====== DATASET ENTRIES
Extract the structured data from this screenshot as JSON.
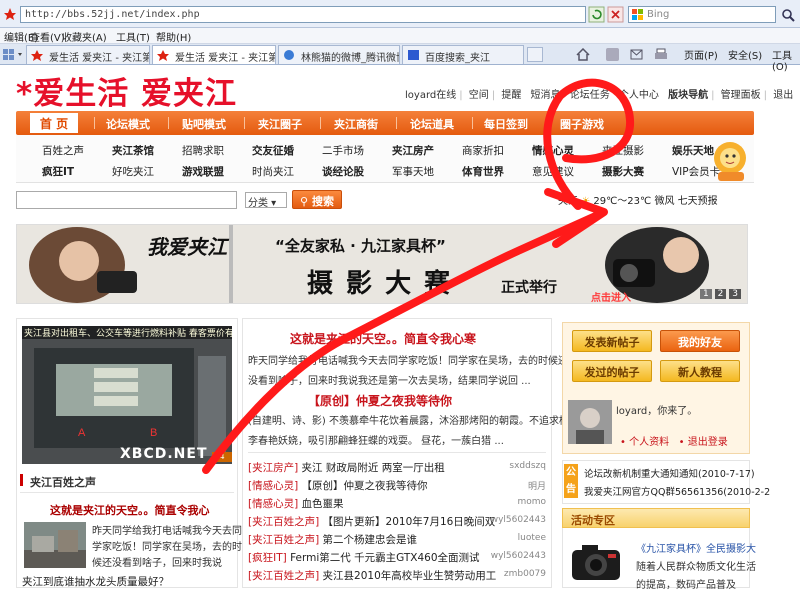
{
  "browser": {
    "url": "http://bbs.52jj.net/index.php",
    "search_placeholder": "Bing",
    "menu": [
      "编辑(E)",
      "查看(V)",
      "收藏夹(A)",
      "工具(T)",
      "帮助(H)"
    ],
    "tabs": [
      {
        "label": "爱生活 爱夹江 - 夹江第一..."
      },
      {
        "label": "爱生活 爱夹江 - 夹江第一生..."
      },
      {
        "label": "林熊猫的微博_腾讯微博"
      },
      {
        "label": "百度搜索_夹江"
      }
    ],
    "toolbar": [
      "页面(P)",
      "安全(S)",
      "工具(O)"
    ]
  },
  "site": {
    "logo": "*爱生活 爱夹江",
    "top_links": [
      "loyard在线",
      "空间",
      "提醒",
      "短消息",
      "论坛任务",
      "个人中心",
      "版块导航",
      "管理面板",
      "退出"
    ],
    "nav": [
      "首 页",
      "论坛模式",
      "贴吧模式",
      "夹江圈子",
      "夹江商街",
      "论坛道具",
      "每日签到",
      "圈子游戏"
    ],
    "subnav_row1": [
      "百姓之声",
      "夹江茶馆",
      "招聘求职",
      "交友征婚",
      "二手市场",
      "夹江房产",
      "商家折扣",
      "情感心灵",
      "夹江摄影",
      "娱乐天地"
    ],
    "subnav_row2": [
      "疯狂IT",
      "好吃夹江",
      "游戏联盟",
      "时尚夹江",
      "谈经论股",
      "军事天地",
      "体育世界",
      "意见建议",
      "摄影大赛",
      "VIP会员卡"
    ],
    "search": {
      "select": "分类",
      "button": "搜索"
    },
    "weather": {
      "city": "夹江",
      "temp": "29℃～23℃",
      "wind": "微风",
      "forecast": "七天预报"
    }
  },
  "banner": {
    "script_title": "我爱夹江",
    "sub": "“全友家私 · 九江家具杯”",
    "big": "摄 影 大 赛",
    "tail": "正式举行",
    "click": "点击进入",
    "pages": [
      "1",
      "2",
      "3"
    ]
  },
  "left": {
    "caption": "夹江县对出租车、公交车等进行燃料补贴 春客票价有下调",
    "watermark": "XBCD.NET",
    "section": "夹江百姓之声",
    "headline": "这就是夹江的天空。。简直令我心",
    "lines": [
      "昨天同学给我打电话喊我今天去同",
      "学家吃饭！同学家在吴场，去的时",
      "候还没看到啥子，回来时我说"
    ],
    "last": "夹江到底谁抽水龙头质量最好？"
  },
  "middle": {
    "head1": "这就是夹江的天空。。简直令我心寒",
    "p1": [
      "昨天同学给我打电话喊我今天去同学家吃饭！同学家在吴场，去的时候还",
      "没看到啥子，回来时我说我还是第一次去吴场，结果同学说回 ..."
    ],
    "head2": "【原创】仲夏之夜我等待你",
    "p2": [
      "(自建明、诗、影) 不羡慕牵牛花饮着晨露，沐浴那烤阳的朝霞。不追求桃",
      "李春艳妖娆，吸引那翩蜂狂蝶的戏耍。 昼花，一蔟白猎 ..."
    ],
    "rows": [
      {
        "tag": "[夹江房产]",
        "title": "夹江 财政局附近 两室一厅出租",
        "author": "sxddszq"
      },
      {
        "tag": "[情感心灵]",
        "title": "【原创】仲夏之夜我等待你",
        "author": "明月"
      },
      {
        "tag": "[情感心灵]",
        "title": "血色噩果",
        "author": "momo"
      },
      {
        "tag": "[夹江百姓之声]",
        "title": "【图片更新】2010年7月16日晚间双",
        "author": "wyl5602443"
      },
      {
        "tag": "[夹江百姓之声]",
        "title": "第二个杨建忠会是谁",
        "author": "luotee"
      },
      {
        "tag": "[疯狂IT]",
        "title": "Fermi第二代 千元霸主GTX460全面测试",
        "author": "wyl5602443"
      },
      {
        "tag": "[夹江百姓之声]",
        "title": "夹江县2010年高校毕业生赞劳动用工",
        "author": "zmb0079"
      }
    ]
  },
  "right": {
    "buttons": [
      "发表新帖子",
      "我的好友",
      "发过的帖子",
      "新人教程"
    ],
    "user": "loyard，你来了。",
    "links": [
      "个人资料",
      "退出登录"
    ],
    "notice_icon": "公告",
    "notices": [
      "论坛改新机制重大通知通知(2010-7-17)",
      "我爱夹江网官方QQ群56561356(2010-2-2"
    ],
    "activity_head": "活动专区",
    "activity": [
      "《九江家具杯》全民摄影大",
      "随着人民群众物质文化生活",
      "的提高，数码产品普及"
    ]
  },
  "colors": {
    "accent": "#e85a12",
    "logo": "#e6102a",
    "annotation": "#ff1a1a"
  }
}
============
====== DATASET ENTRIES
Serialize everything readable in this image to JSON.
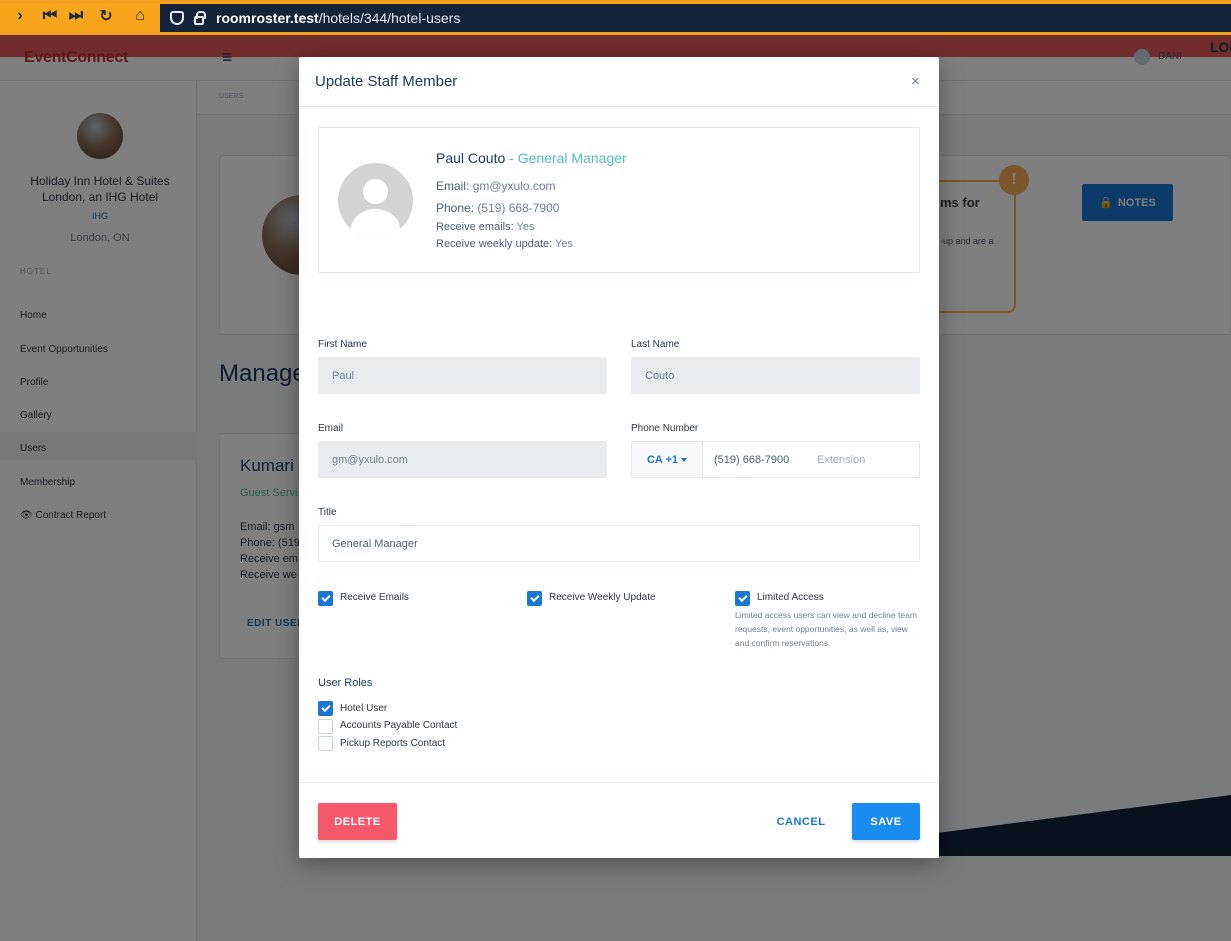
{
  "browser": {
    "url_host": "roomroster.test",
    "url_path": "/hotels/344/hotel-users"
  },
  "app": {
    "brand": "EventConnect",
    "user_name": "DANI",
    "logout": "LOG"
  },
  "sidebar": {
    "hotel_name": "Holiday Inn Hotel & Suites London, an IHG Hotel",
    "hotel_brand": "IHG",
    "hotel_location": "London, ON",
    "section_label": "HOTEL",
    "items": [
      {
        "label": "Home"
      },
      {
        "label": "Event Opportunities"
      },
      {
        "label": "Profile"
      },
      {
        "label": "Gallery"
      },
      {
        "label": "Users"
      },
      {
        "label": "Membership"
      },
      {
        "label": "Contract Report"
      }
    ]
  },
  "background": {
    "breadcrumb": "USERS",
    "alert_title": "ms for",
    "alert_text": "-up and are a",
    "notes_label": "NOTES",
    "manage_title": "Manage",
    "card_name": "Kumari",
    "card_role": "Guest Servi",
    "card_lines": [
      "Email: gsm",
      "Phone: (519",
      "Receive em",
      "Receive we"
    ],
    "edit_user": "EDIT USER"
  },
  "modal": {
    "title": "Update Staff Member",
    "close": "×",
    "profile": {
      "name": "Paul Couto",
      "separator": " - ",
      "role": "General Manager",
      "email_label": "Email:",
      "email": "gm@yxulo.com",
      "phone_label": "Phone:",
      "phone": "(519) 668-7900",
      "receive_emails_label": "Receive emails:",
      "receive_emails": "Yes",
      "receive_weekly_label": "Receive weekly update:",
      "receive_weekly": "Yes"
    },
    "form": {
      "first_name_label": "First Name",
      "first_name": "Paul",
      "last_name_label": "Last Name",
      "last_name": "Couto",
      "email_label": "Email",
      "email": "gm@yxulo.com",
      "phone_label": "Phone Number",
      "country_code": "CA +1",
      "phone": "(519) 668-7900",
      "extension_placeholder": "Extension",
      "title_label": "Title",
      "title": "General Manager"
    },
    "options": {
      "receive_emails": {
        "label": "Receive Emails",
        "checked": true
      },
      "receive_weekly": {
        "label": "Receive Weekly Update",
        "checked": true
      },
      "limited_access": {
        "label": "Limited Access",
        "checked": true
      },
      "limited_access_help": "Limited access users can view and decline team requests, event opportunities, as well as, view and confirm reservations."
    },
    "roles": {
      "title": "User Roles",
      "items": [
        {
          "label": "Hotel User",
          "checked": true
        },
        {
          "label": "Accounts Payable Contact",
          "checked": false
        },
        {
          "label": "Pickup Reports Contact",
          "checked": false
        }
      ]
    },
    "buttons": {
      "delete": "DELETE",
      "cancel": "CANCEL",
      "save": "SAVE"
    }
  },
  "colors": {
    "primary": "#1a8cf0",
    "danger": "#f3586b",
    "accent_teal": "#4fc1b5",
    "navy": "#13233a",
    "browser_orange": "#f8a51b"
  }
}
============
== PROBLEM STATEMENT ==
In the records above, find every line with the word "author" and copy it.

== OUTPUT BELOW ==
        "author": "sxddszq"
        "author": "明月"
        "author": "momo"
        "author": "wyl5602443"
        "author": "luotee"
        "author": "wyl5602443"
        "author": "zmb0079"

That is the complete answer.